**Work required**
Could the data below be copied out in full, word for word?

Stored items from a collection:
○ ○ ○ ○ ○ ○ ○
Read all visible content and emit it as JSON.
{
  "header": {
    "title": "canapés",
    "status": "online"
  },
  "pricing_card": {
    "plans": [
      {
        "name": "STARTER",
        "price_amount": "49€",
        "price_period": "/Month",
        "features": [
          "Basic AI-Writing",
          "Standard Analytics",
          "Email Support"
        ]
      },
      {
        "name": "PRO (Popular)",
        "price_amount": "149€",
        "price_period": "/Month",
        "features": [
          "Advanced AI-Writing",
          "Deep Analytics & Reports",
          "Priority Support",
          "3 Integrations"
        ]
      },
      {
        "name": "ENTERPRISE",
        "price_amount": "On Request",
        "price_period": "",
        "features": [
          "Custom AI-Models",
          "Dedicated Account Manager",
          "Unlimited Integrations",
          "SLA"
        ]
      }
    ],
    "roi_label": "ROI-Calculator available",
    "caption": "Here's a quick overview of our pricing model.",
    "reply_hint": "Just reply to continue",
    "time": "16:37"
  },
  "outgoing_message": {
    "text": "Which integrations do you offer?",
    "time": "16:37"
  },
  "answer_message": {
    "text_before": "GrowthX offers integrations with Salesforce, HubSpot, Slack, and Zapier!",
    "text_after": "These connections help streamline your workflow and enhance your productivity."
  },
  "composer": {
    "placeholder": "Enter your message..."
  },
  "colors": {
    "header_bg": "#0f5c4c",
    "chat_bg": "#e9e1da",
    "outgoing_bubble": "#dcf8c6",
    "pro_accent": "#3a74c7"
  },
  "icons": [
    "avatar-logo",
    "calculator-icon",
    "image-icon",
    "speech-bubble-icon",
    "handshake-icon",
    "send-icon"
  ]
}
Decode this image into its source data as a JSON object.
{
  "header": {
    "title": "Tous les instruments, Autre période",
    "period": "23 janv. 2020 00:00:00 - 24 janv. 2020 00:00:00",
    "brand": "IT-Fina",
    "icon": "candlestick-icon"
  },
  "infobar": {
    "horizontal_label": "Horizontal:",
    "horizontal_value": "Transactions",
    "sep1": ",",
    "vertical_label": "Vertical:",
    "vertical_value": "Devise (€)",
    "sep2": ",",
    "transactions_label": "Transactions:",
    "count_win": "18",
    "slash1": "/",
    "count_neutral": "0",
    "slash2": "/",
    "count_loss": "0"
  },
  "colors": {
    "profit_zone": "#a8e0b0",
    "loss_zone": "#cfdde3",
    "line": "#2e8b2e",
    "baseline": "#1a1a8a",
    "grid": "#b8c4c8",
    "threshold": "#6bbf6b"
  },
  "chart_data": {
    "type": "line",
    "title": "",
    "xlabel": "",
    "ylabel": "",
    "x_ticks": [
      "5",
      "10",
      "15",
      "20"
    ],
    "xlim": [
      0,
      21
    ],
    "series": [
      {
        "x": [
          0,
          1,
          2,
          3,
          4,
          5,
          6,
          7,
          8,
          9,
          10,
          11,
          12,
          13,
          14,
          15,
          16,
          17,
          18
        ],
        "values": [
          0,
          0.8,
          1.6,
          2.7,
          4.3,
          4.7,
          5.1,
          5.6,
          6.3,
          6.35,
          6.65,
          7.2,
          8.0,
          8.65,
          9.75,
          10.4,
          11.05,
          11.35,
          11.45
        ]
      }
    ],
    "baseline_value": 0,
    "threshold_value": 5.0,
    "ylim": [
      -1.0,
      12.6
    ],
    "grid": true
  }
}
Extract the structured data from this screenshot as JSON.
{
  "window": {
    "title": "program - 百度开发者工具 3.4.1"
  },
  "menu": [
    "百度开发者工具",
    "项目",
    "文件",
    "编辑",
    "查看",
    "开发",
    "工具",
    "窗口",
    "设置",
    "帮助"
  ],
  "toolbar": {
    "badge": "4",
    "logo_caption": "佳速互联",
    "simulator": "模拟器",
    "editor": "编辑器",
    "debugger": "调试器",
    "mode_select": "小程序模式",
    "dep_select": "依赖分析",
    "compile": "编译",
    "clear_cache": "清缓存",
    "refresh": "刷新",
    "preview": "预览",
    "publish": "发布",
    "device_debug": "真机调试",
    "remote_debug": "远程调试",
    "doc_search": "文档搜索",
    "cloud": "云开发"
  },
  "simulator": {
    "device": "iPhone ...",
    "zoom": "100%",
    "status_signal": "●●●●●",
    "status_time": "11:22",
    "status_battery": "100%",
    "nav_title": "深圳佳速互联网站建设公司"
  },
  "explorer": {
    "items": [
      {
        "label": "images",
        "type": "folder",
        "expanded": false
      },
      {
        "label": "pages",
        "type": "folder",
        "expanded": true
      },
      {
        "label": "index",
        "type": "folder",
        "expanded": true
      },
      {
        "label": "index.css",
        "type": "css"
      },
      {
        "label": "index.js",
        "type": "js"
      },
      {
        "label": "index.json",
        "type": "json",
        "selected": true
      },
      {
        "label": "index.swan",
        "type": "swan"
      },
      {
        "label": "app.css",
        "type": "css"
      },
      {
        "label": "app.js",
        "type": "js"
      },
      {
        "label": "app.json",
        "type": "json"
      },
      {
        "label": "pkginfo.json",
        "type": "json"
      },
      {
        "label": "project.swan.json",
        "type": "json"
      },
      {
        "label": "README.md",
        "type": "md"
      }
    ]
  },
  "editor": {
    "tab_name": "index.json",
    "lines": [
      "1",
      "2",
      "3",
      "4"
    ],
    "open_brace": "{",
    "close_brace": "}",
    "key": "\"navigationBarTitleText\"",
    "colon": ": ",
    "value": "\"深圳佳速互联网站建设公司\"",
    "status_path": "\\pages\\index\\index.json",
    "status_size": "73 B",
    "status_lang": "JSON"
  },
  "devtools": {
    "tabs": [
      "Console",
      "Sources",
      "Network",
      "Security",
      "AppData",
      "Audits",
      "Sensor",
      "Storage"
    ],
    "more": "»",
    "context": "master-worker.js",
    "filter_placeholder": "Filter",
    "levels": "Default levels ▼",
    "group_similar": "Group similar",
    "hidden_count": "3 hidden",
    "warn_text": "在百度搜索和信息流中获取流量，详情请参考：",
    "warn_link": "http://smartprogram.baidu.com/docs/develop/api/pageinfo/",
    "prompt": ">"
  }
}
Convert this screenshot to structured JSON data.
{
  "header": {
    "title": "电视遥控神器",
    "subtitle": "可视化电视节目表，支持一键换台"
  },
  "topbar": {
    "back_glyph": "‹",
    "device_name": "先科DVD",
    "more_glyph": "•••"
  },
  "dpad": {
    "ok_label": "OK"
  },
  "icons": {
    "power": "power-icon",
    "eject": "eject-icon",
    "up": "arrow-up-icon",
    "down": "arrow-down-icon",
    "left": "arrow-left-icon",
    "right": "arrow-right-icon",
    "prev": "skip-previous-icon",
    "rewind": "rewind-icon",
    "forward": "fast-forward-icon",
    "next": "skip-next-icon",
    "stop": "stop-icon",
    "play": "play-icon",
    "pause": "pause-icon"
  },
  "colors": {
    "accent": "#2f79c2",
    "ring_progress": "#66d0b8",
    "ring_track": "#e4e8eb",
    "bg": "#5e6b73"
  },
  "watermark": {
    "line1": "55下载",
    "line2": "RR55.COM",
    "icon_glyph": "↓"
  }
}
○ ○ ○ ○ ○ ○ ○
**Task output**
Read all visible content and emit it as JSON.
{
  "header": {
    "title": "canapés",
    "status": "online"
  },
  "pricing_card": {
    "plans": [
      {
        "name": "STARTER",
        "price_amount": "49€",
        "price_period": "/Month",
        "features": [
          "Basic AI-Writing",
          "Standard Analytics",
          "Email Support"
        ]
      },
      {
        "name": "PRO (Popular)",
        "price_amount": "149€",
        "price_period": "/Month",
        "features": [
          "Advanced AI-Writing",
          "Deep Analytics & Reports",
          "Priority Support",
          "3 Integrations"
        ]
      },
      {
        "name": "ENTERPRISE",
        "price_amount": "On Request",
        "price_period": "",
        "features": [
          "Custom AI-Models",
          "Dedicated Account Manager",
          "Unlimited Integrations",
          "SLA"
        ]
      }
    ],
    "roi_label": "ROI-Calculator available",
    "caption": "Here's a quick overview of our pricing model.",
    "reply_hint": "Just reply to continue",
    "time": "16:37"
  },
  "outgoing_message": {
    "text": "Which integrations do you offer?",
    "time": "16:37"
  },
  "answer_message": {
    "text_before": "GrowthX offers integrations with Salesforce, HubSpot, Slack, and Zapier!",
    "text_after": "These connections help streamline your workflow and enhance your productivity."
  },
  "composer": {
    "placeholder": "Enter your message..."
  },
  "colors": {
    "header_bg": "#0f5c4c",
    "chat_bg": "#e9e1da",
    "outgoing_bubble": "#dcf8c6",
    "pro_accent": "#3a74c7"
  },
  "icons": [
    "avatar-logo",
    "calculator-icon",
    "image-icon",
    "speech-bubble-icon",
    "handshake-icon",
    "send-icon"
  ]
}
Decode this image into its source data as a JSON object.
{
  "header": {
    "title": "Tous les instruments, Autre période",
    "period": "23 janv. 2020 00:00:00 - 24 janv. 2020 00:00:00",
    "brand": "IT-Fina",
    "icon": "candlestick-icon"
  },
  "infobar": {
    "horizontal_label": "Horizontal:",
    "horizontal_value": "Transactions",
    "sep1": ",",
    "vertical_label": "Vertical:",
    "vertical_value": "Devise (€)",
    "sep2": ",",
    "transactions_label": "Transactions:",
    "count_win": "18",
    "slash1": "/",
    "count_neutral": "0",
    "slash2": "/",
    "count_loss": "0"
  },
  "colors": {
    "profit_zone": "#a8e0b0",
    "loss_zone": "#cfdde3",
    "line": "#2e8b2e",
    "baseline": "#1a1a8a",
    "grid": "#b8c4c8",
    "threshold": "#6bbf6b"
  },
  "chart_data": {
    "type": "line",
    "title": "",
    "xlabel": "",
    "ylabel": "",
    "x_ticks": [
      "5",
      "10",
      "15",
      "20"
    ],
    "xlim": [
      0,
      21
    ],
    "series": [
      {
        "x": [
          0,
          1,
          2,
          3,
          4,
          5,
          6,
          7,
          8,
          9,
          10,
          11,
          12,
          13,
          14,
          15,
          16,
          17,
          18
        ],
        "values": [
          0,
          0.8,
          1.6,
          2.7,
          4.3,
          4.7,
          5.1,
          5.6,
          6.3,
          6.35,
          6.65,
          7.2,
          8.0,
          8.65,
          9.75,
          10.4,
          11.05,
          11.35,
          11.45
        ]
      }
    ],
    "baseline_value": 0,
    "threshold_value": 5.0,
    "ylim": [
      -1.0,
      12.6
    ],
    "grid": true
  }
}
Extract the structured data from this screenshot as JSON.
{
  "window": {
    "title": "program - 百度开发者工具 3.4.1"
  },
  "menu": [
    "百度开发者工具",
    "项目",
    "文件",
    "编辑",
    "查看",
    "开发",
    "工具",
    "窗口",
    "设置",
    "帮助"
  ],
  "toolbar": {
    "badge": "4",
    "logo_caption": "佳速互联",
    "simulator": "模拟器",
    "editor": "编辑器",
    "debugger": "调试器",
    "mode_select": "小程序模式",
    "dep_select": "依赖分析",
    "compile": "编译",
    "clear_cache": "清缓存",
    "refresh": "刷新",
    "preview": "预览",
    "publish": "发布",
    "device_debug": "真机调试",
    "remote_debug": "远程调试",
    "doc_search": "文档搜索",
    "cloud": "云开发"
  },
  "simulator": {
    "device": "iPhone ...",
    "zoom": "100%",
    "status_signal": "●●●●●",
    "status_time": "11:22",
    "status_battery": "100%",
    "nav_title": "深圳佳速互联网站建设公司"
  },
  "explorer": {
    "items": [
      {
        "label": "images",
        "type": "folder",
        "expanded": false
      },
      {
        "label": "pages",
        "type": "folder",
        "expanded": true
      },
      {
        "label": "index",
        "type": "folder",
        "expanded": true
      },
      {
        "label": "index.css",
        "type": "css"
      },
      {
        "label": "index.js",
        "type": "js"
      },
      {
        "label": "index.json",
        "type": "json",
        "selected": true
      },
      {
        "label": "index.swan",
        "type": "swan"
      },
      {
        "label": "app.css",
        "type": "css"
      },
      {
        "label": "app.js",
        "type": "js"
      },
      {
        "label": "app.json",
        "type": "json"
      },
      {
        "label": "pkginfo.json",
        "type": "json"
      },
      {
        "label": "project.swan.json",
        "type": "json"
      },
      {
        "label": "README.md",
        "type": "md"
      }
    ]
  },
  "editor": {
    "tab_name": "index.json",
    "lines": [
      "1",
      "2",
      "3",
      "4"
    ],
    "open_brace": "{",
    "close_brace": "}",
    "key": "\"navigationBarTitleText\"",
    "colon": ": ",
    "value": "\"深圳佳速互联网站建设公司\"",
    "status_path": "\\pages\\index\\index.json",
    "status_size": "73 B",
    "status_lang": "JSON"
  },
  "devtools": {
    "tabs": [
      "Console",
      "Sources",
      "Network",
      "Security",
      "AppData",
      "Audits",
      "Sensor",
      "Storage"
    ],
    "more": "»",
    "context": "master-worker.js",
    "filter_placeholder": "Filter",
    "levels": "Default levels ▼",
    "group_similar": "Group similar",
    "hidden_count": "3 hidden",
    "warn_text": "在百度搜索和信息流中获取流量，详情请参考：",
    "warn_link": "http://smartprogram.baidu.com/docs/develop/api/pageinfo/",
    "prompt": ">"
  }
}
Convert this screenshot to structured JSON data.
{
  "header": {
    "title": "电视遥控神器",
    "subtitle": "可视化电视节目表，支持一键换台"
  },
  "topbar": {
    "back_glyph": "‹",
    "device_name": "先科DVD",
    "more_glyph": "•••"
  },
  "dpad": {
    "ok_label": "OK"
  },
  "icons": {
    "power": "power-icon",
    "eject": "eject-icon",
    "up": "arrow-up-icon",
    "down": "arrow-down-icon",
    "left": "arrow-left-icon",
    "right": "arrow-right-icon",
    "prev": "skip-previous-icon",
    "rewind": "rewind-icon",
    "forward": "fast-forward-icon",
    "next": "skip-next-icon",
    "stop": "stop-icon",
    "play": "play-icon",
    "pause": "pause-icon"
  },
  "colors": {
    "accent": "#2f79c2",
    "ring_progress": "#66d0b8",
    "ring_track": "#e4e8eb",
    "bg": "#5e6b73"
  },
  "watermark": {
    "line1": "55下载",
    "line2": "RR55.COM",
    "icon_glyph": "↓"
  }
}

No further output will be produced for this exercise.